We build our houses with the intention of them surviving the storm. Likewise, we build our IT and security systems with the intention of them withstanding a cyber attack.
But the question remains - do we test them or make assumptions and live in a false sense of security just like the fable of “The Three Little Pigs”.
The reality is that the big bad “hacker” wolf will turn up eventually to “huff and puff”. The question is - do you KNOW what that would do to your house.
Today, with one click pentesting software, you test on-demand. It’s a shame not to give it a go.
A lot of respect and appreciation is due to today’s medical staff, there’s no doubt. But I would argue that we owe just as much to the cybersecurity teams keeping our businesses, economy, and in a sense, our livelihood, protected.
I call them Corporate Patriots™ - and they deserve our appreciation, gratitude, and respect during these hard times. The CISO’s role is one of the most difficult ones in the world. It’s a job for survivors.
During these pandemic days, the gap between the CISOs’ tasks and the means they have to perform them is reaching an all-time high. More attacks and more attack surfaces, with less budget and less staff. When you pile on the WFH challenges, I believe we can agree that this Cybertoon is actually an understatement of their realities.
It’s a zoo, some say it’s a jungle - there are more than fifty penetration testing tools and utilities that one needs to master to become a seasoned almighty pen-tester.
That would be fine if it could scale, but unfortunately - it can’t. Today, manual Penetration Testing is still an expensive, point-in-time and limited scope exercise.
It is time for automation. It is time for one platform that runs penetration testing with a few clicks and hides all this complexity and inter-tool information passing. It is time for a solution anyone can use continuously to conduct a week’s worth of a pen-test in an hour.
It is time for PenTera.
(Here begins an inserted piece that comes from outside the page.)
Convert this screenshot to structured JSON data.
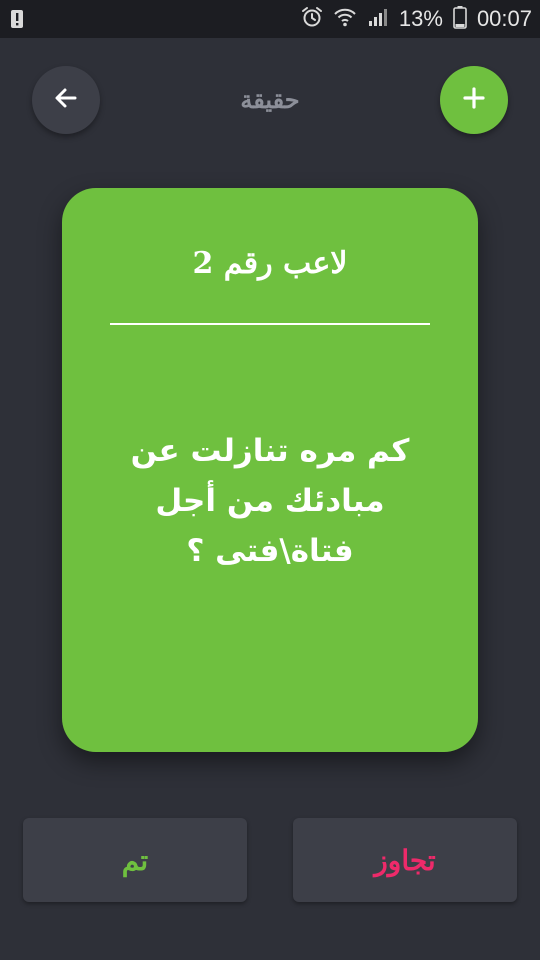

Millions of self-quarantined employees are as productive as ever with extended and scaled Zoom and VPNs. However, it’s too soon to announce ‘business as usual’ without addressing the additional attack surface gained as a result. This is increasingly true in the case of combined home-work computers.
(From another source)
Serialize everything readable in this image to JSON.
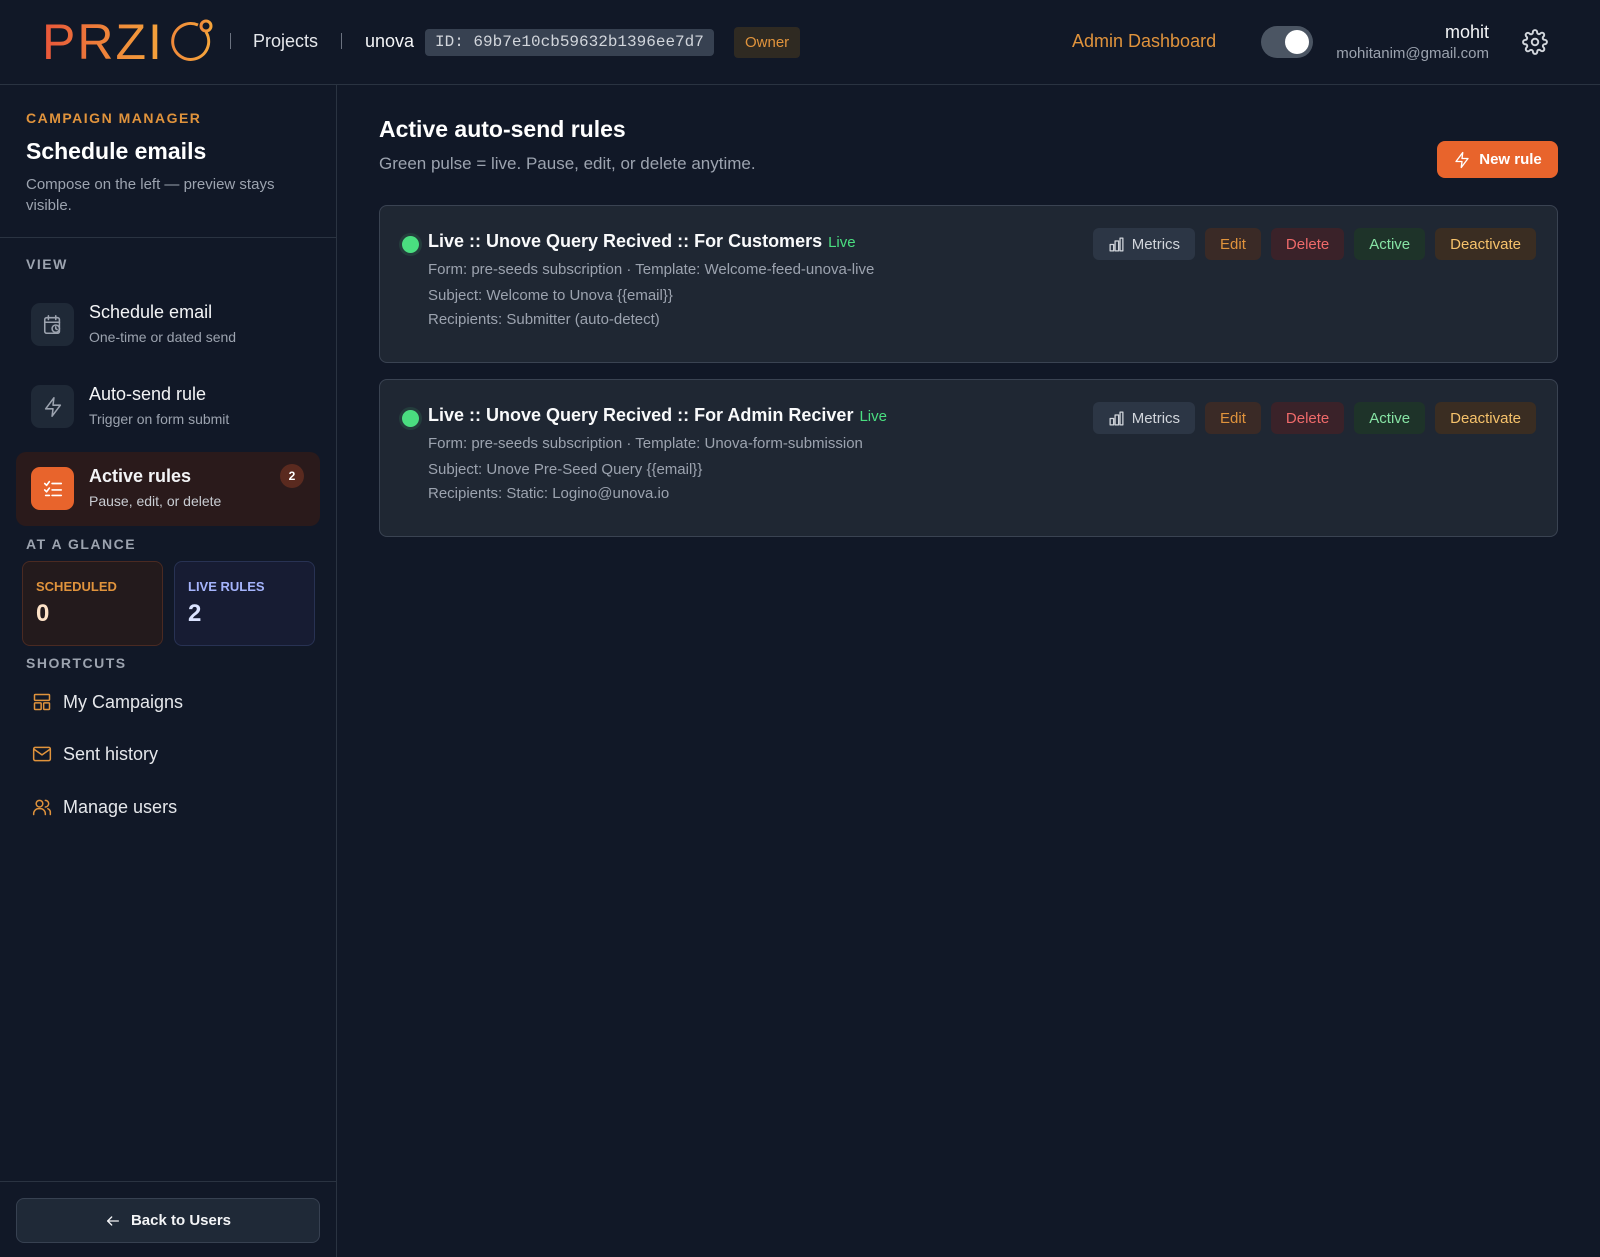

Corporate firewall and anti-phishing security controls rarely apply, home routers are ungoverned, browsers hold sensitive passwords and kids and adults alike are being targeted with phishing campaigns daily through email and sites. A possible outcome is that the VPN is transformed, by an "owned" computer, into a magical back door to the organizational network.
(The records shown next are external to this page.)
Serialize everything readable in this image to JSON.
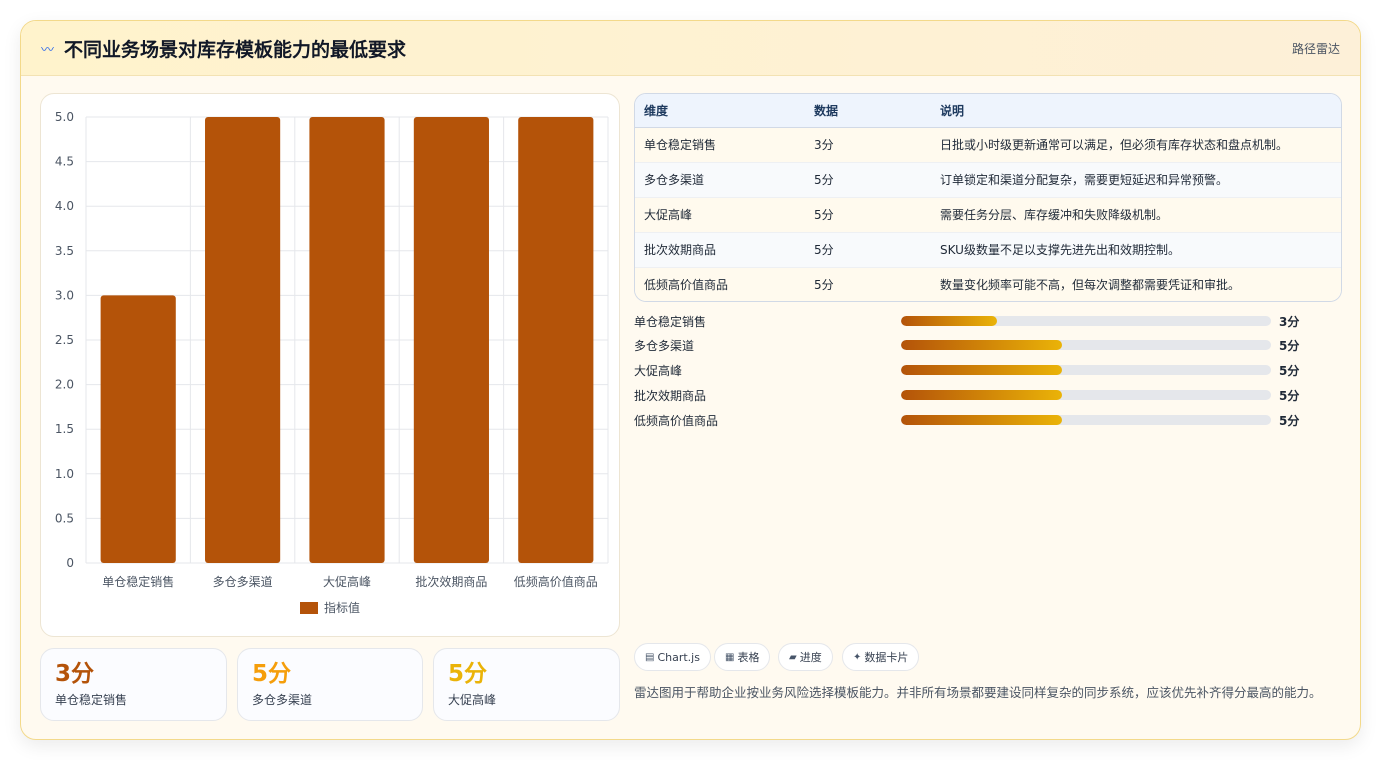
{
  "header": {
    "title": "不同业务场景对库存模板能力的最低要求",
    "link": "路径雷达",
    "icon": "wave-icon"
  },
  "chart_data": {
    "type": "bar",
    "categories": [
      "单仓稳定销售",
      "多仓多渠道",
      "大促高峰",
      "批次效期商品",
      "低频高价值商品"
    ],
    "series": [
      {
        "name": "指标值",
        "values": [
          3,
          5,
          5,
          5,
          5
        ],
        "color": "#b45309"
      }
    ],
    "ylim": [
      0,
      5
    ],
    "yticks": [
      "0",
      "0.5",
      "1.0",
      "1.5",
      "2.0",
      "2.5",
      "3.0",
      "3.5",
      "4.0",
      "4.5",
      "5.0"
    ],
    "legend": "bottom",
    "grid": true
  },
  "stats": [
    {
      "value": "3分",
      "label": "单仓稳定销售",
      "color": "#b45309"
    },
    {
      "value": "5分",
      "label": "多仓多渠道",
      "color": "#f59e0b"
    },
    {
      "value": "5分",
      "label": "大促高峰",
      "color": "#eab308"
    }
  ],
  "table": {
    "headers": [
      "维度",
      "数据",
      "说明"
    ],
    "rows": [
      {
        "dim": "单仓稳定销售",
        "data": "3分",
        "desc": "日批或小时级更新通常可以满足，但必须有库存状态和盘点机制。"
      },
      {
        "dim": "多仓多渠道",
        "data": "5分",
        "desc": "订单锁定和渠道分配复杂，需要更短延迟和异常预警。"
      },
      {
        "dim": "大促高峰",
        "data": "5分",
        "desc": "需要任务分层、库存缓冲和失败降级机制。"
      },
      {
        "dim": "批次效期商品",
        "data": "5分",
        "desc": "SKU级数量不足以支撑先进先出和效期控制。"
      },
      {
        "dim": "低频高价值商品",
        "data": "5分",
        "desc": "数量变化频率可能不高，但每次调整都需要凭证和审批。"
      }
    ]
  },
  "progress": [
    {
      "label": "单仓稳定销售",
      "value": "3分",
      "fraction": 0.26
    },
    {
      "label": "多仓多渠道",
      "value": "5分",
      "fraction": 0.435
    },
    {
      "label": "大促高峰",
      "value": "5分",
      "fraction": 0.435
    },
    {
      "label": "批次效期商品",
      "value": "5分",
      "fraction": 0.435
    },
    {
      "label": "低频高价值商品",
      "value": "5分",
      "fraction": 0.435
    }
  ],
  "pills": [
    {
      "icon": "chart-icon",
      "glyph": "▤",
      "label": "Chart.js"
    },
    {
      "icon": "table-icon",
      "glyph": "▦",
      "label": "表格"
    },
    {
      "icon": "progress-icon",
      "glyph": "▰",
      "label": "进度"
    },
    {
      "icon": "sparkle-icon",
      "glyph": "✦",
      "label": "数据卡片"
    }
  ],
  "note": "雷达图用于帮助企业按业务风险选择模板能力。并非所有场景都要建设同样复杂的同步系统，应该优先补齐得分最高的能力。"
}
The most important thing to do is to test and test again - to determine and prioritize the controls required to harden the dwelling workforce environment.